The Anntorps Väv shop was interesting. It's a small store, as they all are, but with a nice selection of Swedish yarn as well as other brands. There were cones of fantastic looking, stranded yarns on the top shelf but they weren't marked and since there seemed to be other display items around, I wasn't sure if these yarns were for sale. It appeared that the woman there, the owner perhaps, didn't speak much English and I was too shy to ask (stupid me, since I found out afterward, reading on the internet, that she will sell any amount of these yarns you want). But I do love the yarns I picked out - the picture doesn't show the colors well enough and you can't smell the "sheep-iness" of the wool. :-)  Oh, and while I was there, a man was picking out yarn. I'm guessing from overhearing him speak to the owner that he was American. I'm also guessing that he was there on business or something and buying the yarn for his fiber-loving wife. My husband would do the same for me!

The third yarn store, Sticka, is a lovely store I popped into only for a quick look around. I immediately spied a table full of a scrumptiously soft yarn called Tweed, from Sandnesgarn, a Norwegian company.
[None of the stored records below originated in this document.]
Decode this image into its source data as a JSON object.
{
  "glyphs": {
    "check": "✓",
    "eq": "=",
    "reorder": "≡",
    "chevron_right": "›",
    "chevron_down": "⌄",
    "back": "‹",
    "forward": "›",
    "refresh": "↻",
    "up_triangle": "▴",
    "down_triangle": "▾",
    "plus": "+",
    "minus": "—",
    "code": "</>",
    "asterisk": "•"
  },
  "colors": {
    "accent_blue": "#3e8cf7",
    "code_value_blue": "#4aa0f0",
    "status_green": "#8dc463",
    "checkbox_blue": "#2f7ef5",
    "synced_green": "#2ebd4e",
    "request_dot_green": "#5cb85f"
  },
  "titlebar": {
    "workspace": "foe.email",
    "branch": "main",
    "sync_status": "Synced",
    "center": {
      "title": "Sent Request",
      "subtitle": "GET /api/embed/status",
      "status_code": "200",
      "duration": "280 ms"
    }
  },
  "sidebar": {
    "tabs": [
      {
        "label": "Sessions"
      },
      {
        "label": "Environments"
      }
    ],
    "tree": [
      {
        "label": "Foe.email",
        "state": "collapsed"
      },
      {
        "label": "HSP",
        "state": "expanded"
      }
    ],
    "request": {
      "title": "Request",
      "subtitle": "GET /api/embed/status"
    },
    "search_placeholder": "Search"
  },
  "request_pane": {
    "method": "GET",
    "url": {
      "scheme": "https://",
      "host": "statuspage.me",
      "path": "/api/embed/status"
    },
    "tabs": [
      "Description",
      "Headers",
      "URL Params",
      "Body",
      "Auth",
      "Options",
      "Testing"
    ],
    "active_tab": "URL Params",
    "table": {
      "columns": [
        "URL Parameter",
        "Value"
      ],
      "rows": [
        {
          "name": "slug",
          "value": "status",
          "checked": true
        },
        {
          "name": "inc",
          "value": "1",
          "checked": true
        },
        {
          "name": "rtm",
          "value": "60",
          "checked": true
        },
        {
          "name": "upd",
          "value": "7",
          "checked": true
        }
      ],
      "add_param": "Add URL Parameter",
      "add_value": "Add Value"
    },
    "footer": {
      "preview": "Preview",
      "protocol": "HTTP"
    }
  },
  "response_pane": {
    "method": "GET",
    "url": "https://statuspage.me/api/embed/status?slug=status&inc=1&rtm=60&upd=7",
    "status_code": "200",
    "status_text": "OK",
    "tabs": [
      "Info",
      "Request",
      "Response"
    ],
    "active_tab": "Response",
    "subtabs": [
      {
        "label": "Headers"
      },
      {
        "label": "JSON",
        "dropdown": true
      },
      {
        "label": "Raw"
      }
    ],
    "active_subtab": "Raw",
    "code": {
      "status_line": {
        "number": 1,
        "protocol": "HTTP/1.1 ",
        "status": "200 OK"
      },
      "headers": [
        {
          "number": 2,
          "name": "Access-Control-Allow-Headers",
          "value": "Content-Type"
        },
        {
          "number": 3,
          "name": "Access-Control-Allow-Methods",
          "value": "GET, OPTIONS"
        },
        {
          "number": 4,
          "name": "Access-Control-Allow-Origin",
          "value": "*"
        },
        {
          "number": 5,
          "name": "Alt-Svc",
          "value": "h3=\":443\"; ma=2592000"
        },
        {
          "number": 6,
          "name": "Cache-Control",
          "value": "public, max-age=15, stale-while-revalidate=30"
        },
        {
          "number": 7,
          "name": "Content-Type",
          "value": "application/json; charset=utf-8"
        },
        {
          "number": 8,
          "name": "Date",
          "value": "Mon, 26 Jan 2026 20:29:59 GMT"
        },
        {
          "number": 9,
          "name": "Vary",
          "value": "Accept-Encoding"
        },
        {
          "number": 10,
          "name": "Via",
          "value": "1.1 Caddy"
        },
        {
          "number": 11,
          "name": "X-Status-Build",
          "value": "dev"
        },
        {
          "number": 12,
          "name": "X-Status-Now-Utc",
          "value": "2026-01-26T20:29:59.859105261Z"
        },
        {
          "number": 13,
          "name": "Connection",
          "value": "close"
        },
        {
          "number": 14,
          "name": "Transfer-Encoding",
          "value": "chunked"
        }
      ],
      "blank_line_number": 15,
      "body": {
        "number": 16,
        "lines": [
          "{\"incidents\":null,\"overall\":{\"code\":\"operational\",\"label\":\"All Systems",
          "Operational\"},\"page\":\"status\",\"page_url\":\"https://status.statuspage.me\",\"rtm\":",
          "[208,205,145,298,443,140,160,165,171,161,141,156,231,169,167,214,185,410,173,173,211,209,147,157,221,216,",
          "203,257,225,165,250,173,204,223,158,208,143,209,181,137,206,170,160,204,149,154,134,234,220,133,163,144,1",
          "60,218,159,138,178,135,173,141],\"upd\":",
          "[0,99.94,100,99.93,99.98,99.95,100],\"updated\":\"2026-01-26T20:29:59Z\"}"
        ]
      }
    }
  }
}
I didn't buy any because I already had my travel yarn and it wasn't Swedish, but of course now I want it. Thanks to the internet I've already found a German on-line shop I can order it from should I decide to buy some.

So back to the travel-log...Saturday night, after dinner at an Italian restaurant that also had Swedish specialties (there are quite a few Italian restaurants there for some reason), we headed back to the hotel in time to watch Eurovision. I am not surprised if you are non-European and have not heard of Eurovision, because I had not heard of it until I saw a documentary about Estonia winning the contest and what a huge win it was for them. Briefly, I'll say that the contest was started in the 50's as a way to bring European countries together after WWII. It'd take too long to describe it all, so it's best to direct you to the Wikipedia article on it. The winner this year is...Sweden!!! It's a good song too.

 
Sunday was another beautiful, sunny day, so we spent most of it walking around, seeing the sights.


Statue of Birger Jarl, considered the founder of Stockholm
Beautiful day for a walk or sailing
Our eventual destination was the Vasa Museum. The Vasa is a ship that sank in the Stockholm harbor on her maiden voyage in 1628. The ship was raised 333 years later in 1961, and the majority of it is on display in the museum.

The actual ship in the background with a colored model in front.
The guidebooks say to allow an hour for the museum, but that's crazy because there are a lot of interesting exhibits to see - we were there for about three hours. The woodwork on the ship is incredible, and there's an interesting visual exhibit that ties what you see on the ship to statues and carvings on other ships and also buildings. Worth a visit, I think.
 
In the blink of an eye, the weekend was over. We made one last stop in the Old Town Monday morning before our flight home to purchase a poster we spied earlier when the shop was closed.
 
Did not know "Björn" means "Bear" in Swedish!

I really like the design asthetic in Sweden. It was hard not to purchase lots of stuff just because I liked the graphics. The clothes in the store windows were also interesting.

Fun use of stripes
 
I liked the front detail of this sweater (hard to photograph with the window reflections)
I'd love to find this fabric!

So that was our trip to Sweden. Our June trip is to Riga, Latvia.